A good example of this approach is Goldman Sachs, which has been building a leading integrated consumer platform via Marcus proposition since 2016, diversifying from the capital markets-heavy businesses which historically has generated most of its revenue, getting great results as it progresses five years on.


On the other hand, unsuccessful digital brands experiments from incumbents, such as Finn by JP Morgan Chase and Bó by RBS serve as a lesson to prioritise product diversification. Similarly, our analysts found that other Startups which failed to successfully offer Digital Banking services were often highly reliant on funding and thus vulnerable to market shocks. Vulnerability occurs when Independent Digital Banks fall into the trap of "over-attractiveness", basing their business model on free services. Xinja and Moven are also examples of failed Digital Banks.


This brings us to the question; how can new Digital Bank players negotiate the fine lines between staying on-trend, being different, attracting users and reaching profitability?


C-Innovation recent report “In and Outs of Digital Banks' investigates this question. The report provides a comparative analysis of 80 Digital Banks from around the world, and investigates the diverse Go-to-Market Strategies. To elaborate on the trends of Digital Bank success mentioned in this article, our report looks specifically at case-studies on Marcus by Goldman Sachs but also Chime.
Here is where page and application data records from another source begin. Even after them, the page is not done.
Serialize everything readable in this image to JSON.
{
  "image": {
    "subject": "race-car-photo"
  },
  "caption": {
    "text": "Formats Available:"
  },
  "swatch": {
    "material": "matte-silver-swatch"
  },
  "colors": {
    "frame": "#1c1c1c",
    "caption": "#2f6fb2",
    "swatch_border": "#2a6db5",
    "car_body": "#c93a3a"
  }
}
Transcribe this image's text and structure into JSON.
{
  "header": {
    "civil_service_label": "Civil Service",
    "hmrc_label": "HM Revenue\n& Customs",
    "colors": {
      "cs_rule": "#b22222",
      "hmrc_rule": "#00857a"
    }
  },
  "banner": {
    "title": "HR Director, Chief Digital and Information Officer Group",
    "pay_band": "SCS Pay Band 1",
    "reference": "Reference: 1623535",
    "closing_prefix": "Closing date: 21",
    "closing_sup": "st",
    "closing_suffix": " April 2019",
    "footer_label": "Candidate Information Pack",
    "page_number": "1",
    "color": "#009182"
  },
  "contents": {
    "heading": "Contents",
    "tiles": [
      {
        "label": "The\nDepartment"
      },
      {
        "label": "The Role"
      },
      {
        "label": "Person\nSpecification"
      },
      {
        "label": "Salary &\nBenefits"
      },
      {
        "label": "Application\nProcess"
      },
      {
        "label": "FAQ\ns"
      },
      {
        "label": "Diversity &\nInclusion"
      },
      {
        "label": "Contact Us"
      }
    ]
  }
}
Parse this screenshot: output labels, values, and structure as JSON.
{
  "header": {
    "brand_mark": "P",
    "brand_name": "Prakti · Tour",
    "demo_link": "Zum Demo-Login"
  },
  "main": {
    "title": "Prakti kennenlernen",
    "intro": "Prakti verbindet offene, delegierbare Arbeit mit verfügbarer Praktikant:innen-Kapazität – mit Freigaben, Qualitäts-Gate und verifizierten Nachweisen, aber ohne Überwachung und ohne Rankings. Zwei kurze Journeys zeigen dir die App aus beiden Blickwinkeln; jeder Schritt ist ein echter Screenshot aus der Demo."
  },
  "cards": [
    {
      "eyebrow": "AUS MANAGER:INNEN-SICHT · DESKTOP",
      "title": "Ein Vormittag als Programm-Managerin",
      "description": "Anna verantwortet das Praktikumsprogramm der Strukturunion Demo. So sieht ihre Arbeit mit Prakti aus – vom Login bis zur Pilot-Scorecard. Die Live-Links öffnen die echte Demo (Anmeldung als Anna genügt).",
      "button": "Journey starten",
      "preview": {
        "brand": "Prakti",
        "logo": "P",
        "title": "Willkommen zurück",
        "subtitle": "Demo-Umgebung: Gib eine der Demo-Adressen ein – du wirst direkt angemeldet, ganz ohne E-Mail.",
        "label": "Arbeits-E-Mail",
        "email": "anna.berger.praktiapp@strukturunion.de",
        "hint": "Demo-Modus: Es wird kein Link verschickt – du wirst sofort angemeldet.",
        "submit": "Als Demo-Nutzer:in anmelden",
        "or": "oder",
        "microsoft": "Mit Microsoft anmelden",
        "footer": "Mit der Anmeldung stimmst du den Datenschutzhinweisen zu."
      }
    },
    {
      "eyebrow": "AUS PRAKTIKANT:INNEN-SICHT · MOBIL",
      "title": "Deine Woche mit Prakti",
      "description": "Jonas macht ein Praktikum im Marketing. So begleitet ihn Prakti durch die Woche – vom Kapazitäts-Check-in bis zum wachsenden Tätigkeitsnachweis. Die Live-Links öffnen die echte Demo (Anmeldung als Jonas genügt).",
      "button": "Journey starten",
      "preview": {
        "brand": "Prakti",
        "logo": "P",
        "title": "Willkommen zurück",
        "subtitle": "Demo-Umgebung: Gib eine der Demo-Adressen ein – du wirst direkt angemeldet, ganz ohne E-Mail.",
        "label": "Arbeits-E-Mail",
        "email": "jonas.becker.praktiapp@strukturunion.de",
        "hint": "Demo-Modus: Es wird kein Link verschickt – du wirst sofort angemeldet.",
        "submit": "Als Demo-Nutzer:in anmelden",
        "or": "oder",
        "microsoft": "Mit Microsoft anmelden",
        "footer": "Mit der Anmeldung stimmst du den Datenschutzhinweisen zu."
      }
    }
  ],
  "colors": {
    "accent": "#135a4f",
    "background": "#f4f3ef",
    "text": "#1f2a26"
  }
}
Our report balances data specifics with an analysis of the wider industry, providing readers with a to-the-point overview on where the Digital Banking market is headed, and where there is still room to improve. If you would like to know more, check out our Research page for all Deep-Dive reports.